Giving Myself to My Garden and Keeping Enough for Me
The thing my mom told me to do—“Save twenty percent for yourself. Never give one hundred percent to anyone.”—was not selfish after all. Not when thinking about my own survival.
Crisis Unicorn. Chicken + bee keeper. Author of a stroke memoir, Tell Me Everything You Don't Remember (Ecco/Harper Collins). Her short fiction and essays have appeared in ZYZZYVA, Guernica, The Rumpus, The New York Times, and BuzzFeed, among other publications. Her novel is forthcoming from Ecco / Harper Collins.
More by this author
By farming, I connect back to my own culture. To, pun intended, my roots. To what it means to be a child of immigrants and help things grow.
Bees do not attack—just as trauma survivors do not attack, but rather defend. She will not sting you unless she believes the colony’s life depends on her defense. Because when she stings you, she dies.
More in this series
The sixth sense, second sight, third eye.
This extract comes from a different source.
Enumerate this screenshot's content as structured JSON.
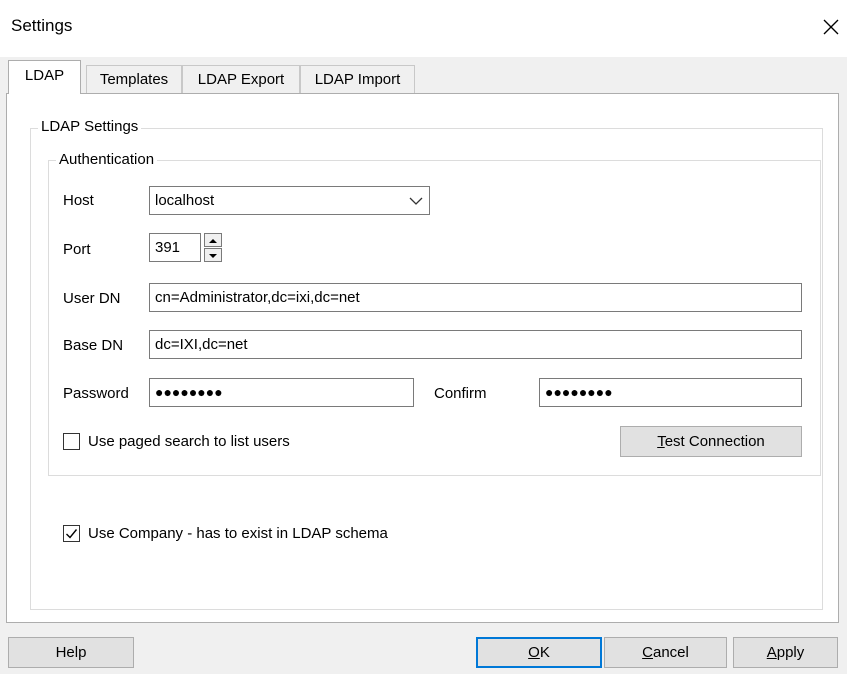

We are supposed to have both extra-accurate hearing and perfect pitch, more numerous and more acute taste buds, a finer touch, a bloodhound’s sense of smell.
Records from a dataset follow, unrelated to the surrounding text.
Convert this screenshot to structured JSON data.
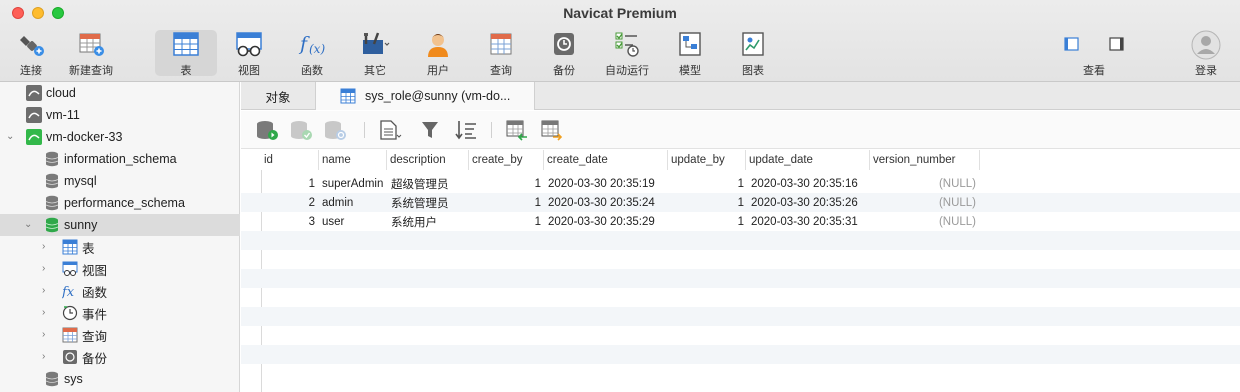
{
  "window": {
    "title": "Navicat Premium"
  },
  "toolbar": {
    "items": [
      {
        "label": "连接",
        "icon": "plug-icon"
      },
      {
        "label": "新建查询",
        "icon": "new-query-icon"
      },
      {
        "label": "表",
        "icon": "table-icon"
      },
      {
        "label": "视图",
        "icon": "view-icon"
      },
      {
        "label": "函数",
        "icon": "function-icon"
      },
      {
        "label": "其它",
        "icon": "tools-icon"
      },
      {
        "label": "用户",
        "icon": "user-icon"
      },
      {
        "label": "查询",
        "icon": "query-icon"
      },
      {
        "label": "备份",
        "icon": "backup-icon"
      },
      {
        "label": "自动运行",
        "icon": "automation-icon"
      },
      {
        "label": "模型",
        "icon": "model-icon"
      },
      {
        "label": "图表",
        "icon": "chart-icon"
      }
    ],
    "right": [
      {
        "label": "查看",
        "icon": "view-mode-icon"
      },
      {
        "label": "登录",
        "icon": "login-avatar-icon"
      }
    ]
  },
  "sidebar": {
    "connections": [
      {
        "label": "cloud"
      },
      {
        "label": "vm-11"
      },
      {
        "label": "vm-docker-33"
      }
    ],
    "databases": [
      {
        "label": "information_schema"
      },
      {
        "label": "mysql"
      },
      {
        "label": "performance_schema"
      },
      {
        "label": "sunny"
      }
    ],
    "sunny_children": [
      {
        "label": "表"
      },
      {
        "label": "视图"
      },
      {
        "label": "函数"
      },
      {
        "label": "事件"
      },
      {
        "label": "查询"
      },
      {
        "label": "备份"
      }
    ],
    "last_db": {
      "label": "sys"
    }
  },
  "tabs": {
    "objects": "对象",
    "table": "sys_role@sunny (vm-do..."
  },
  "grid": {
    "columns": [
      "id",
      "name",
      "description",
      "create_by",
      "create_date",
      "update_by",
      "update_date",
      "version_number"
    ],
    "rows": [
      {
        "id": "1",
        "name": "superAdmin",
        "description": "超级管理员",
        "create_by": "1",
        "create_date": "2020-03-30 20:35:19",
        "update_by": "1",
        "update_date": "2020-03-30 20:35:16",
        "version_number": "(NULL)"
      },
      {
        "id": "2",
        "name": "admin",
        "description": "系统管理员",
        "create_by": "1",
        "create_date": "2020-03-30 20:35:24",
        "update_by": "1",
        "update_date": "2020-03-30 20:35:26",
        "version_number": "(NULL)"
      },
      {
        "id": "3",
        "name": "user",
        "description": "系统用户",
        "create_by": "1",
        "create_date": "2020-03-30 20:35:29",
        "update_by": "1",
        "update_date": "2020-03-30 20:35:31",
        "version_number": "(NULL)"
      }
    ]
  }
}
Moving home to Newark has been a surreal experience because I have had to mourn places that once were, but are no longer.
Unwritten social rules might as well not exist for me. The only reason I can read them at all is because I’ve forced myself to learn them.